Judith Lok is a tenured associate professor of mathematics and statistics at Boston University. Her research focuses on causal inference methods and their applications, including HIV/AIDS, bacterial infections, and maternal-and-child health. For example, in causal mediation analysis, she has introduced “organic” direct and indirect effects, an intervention-based approach that eliminates the need to be able to “set” mediators to specific values. Moreover, she has developed Learn-As-you-GO (LAGO) clinical trial designs, wherein the intervention package composition changes as earlier-stage outcomes become available. She has also contributed to other causal inference methods, including inverse probability of censoring/treatment weighting and structural nested models.

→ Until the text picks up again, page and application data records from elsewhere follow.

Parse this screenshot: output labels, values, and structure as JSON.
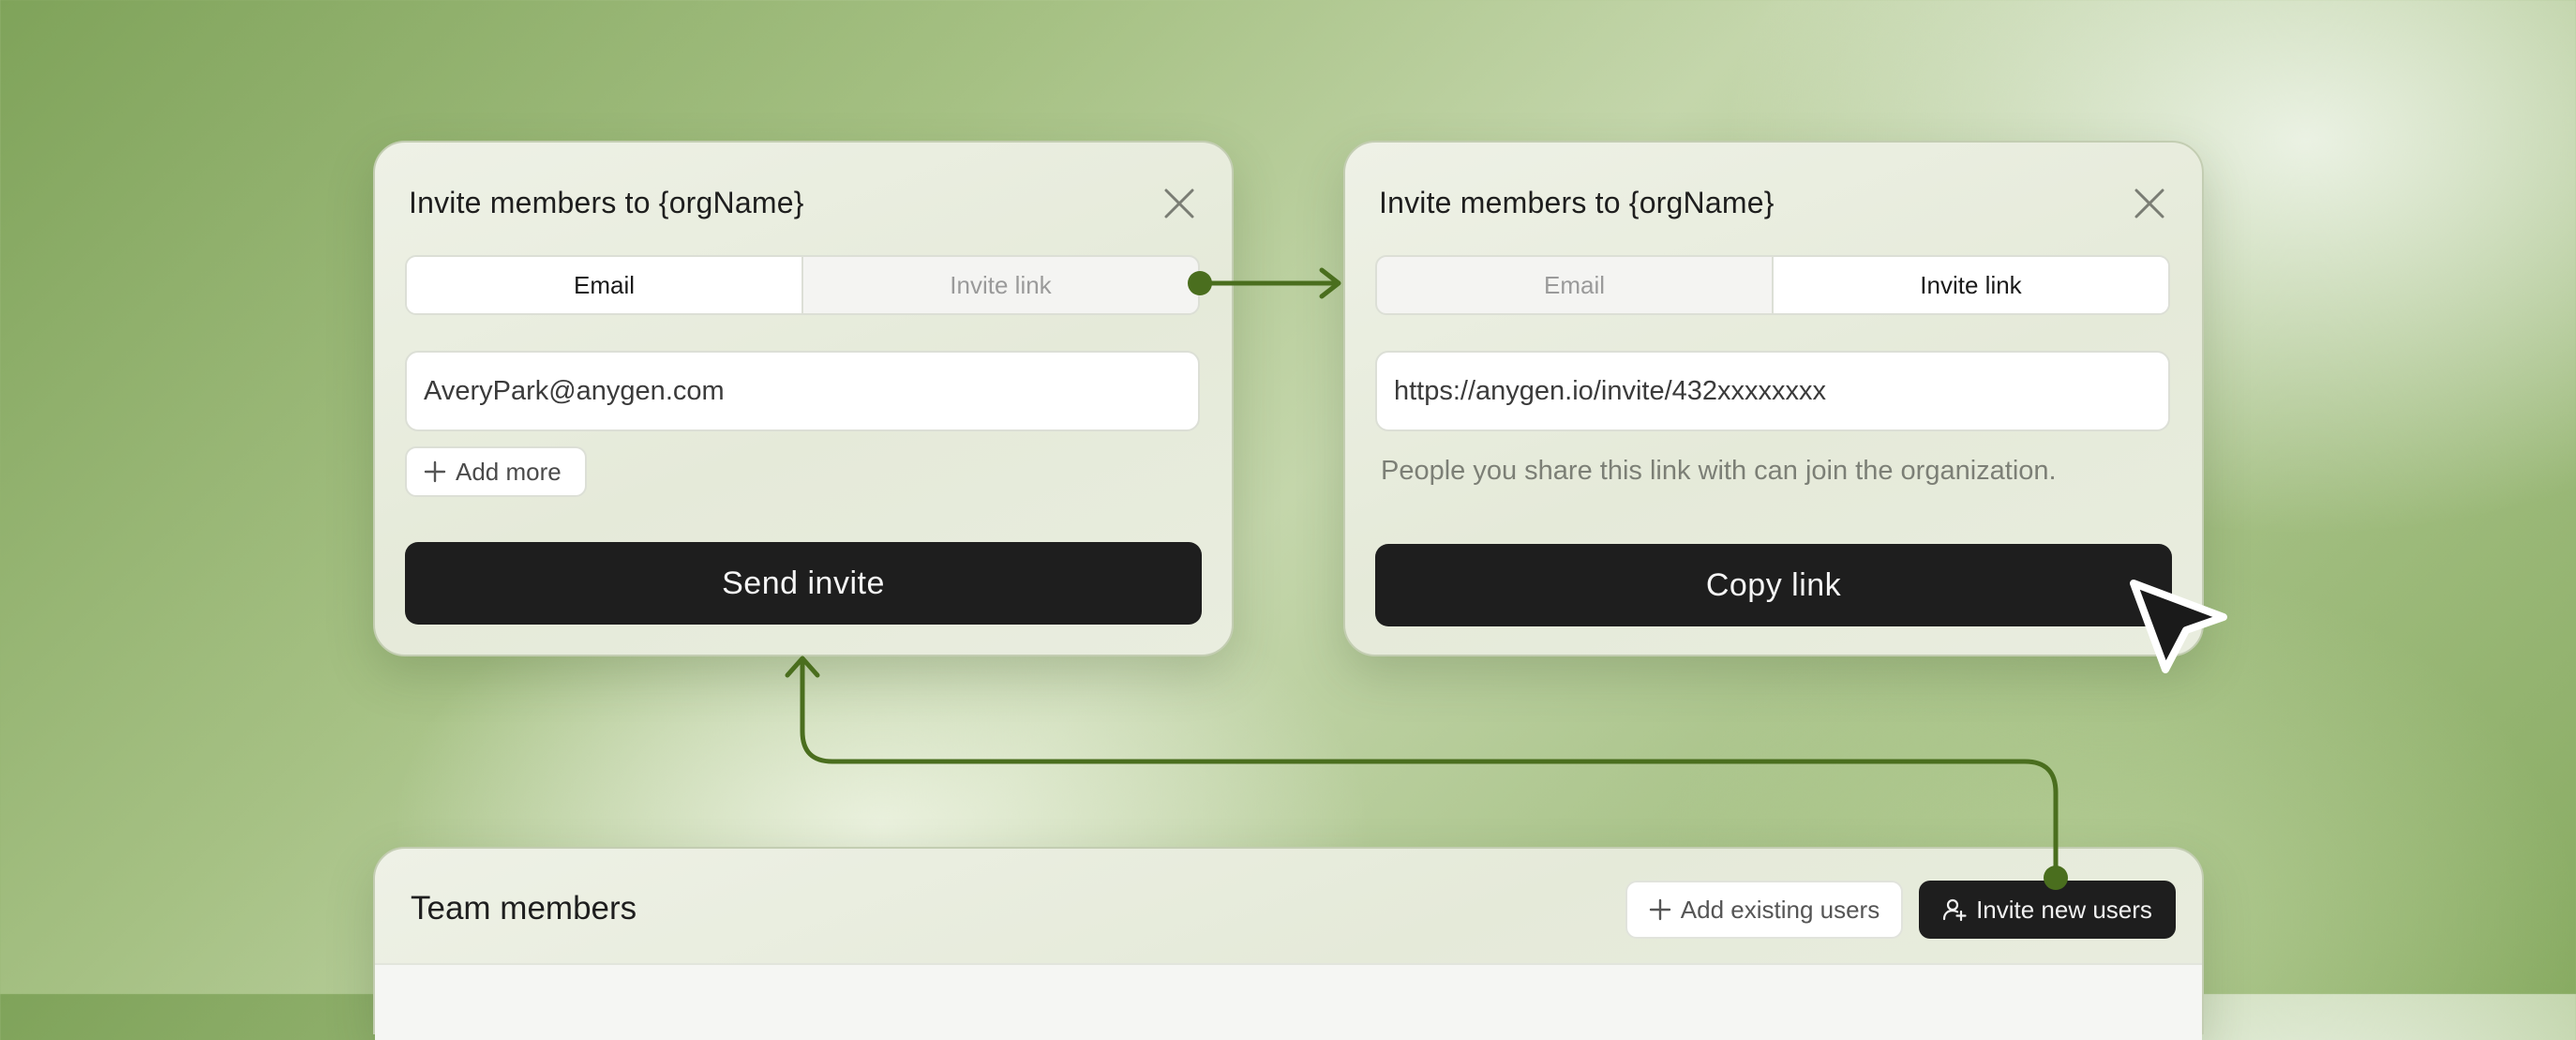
{
  "invite_email_dialog": {
    "title": "Invite members to {orgName}",
    "tabs": [
      {
        "label": "Email",
        "active": true
      },
      {
        "label": "Invite link",
        "active": false
      }
    ],
    "email_value": "AveryPark@anygen.com",
    "add_more_label": "Add more",
    "send_label": "Send invite"
  },
  "invite_link_dialog": {
    "title": "Invite members to {orgName}",
    "tabs": [
      {
        "label": "Email",
        "active": false
      },
      {
        "label": "Invite link",
        "active": true
      }
    ],
    "link_value": "https://anygen.io/invite/432xxxxxxxx",
    "helper_text": "People you share this link with can join the organization.",
    "copy_label": "Copy link"
  },
  "team_members": {
    "title": "Team members",
    "add_existing_label": "Add existing users",
    "invite_new_label": "Invite new users"
  },
  "icons": [
    "close-icon",
    "plus-icon",
    "user-plus-icon",
    "mouse-pointer-icon"
  ],
  "colors": {
    "accent_green": "#4a6e1e",
    "primary_button": "#1e1e1e",
    "dialog_bg": "#e8ecdf"
  }
}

At Radcliffe, Judith Lok is writing “Causal Inference: A Statistics Playground,” a textbook designed for students and statisticians within and outside academia who work or intend to work in causal inference. Causal inference methods seek to address questions like “what would happen if” through data analysis. This textbook will primarily concentrate on non-randomized data, which are abundant. Estimating treatment effects from non-randomized data is challenging due to confounding by indication: when comparing treated and untreated individuals/units, differences arise not only from the treatment but also from pretreatment differences between the treated and untreated groups. Causal inference offers methods to overcome confounding by indication and other biases, allowing for the estimation of treatment effects from non-randomized data.
Judith Lok holds a PhD in mathematical statistics from the Vrije Universiteit Amsterdam. Before joining Boston University, she was a faculty member in Harvard University’s Department of Biostatistics for 13 years.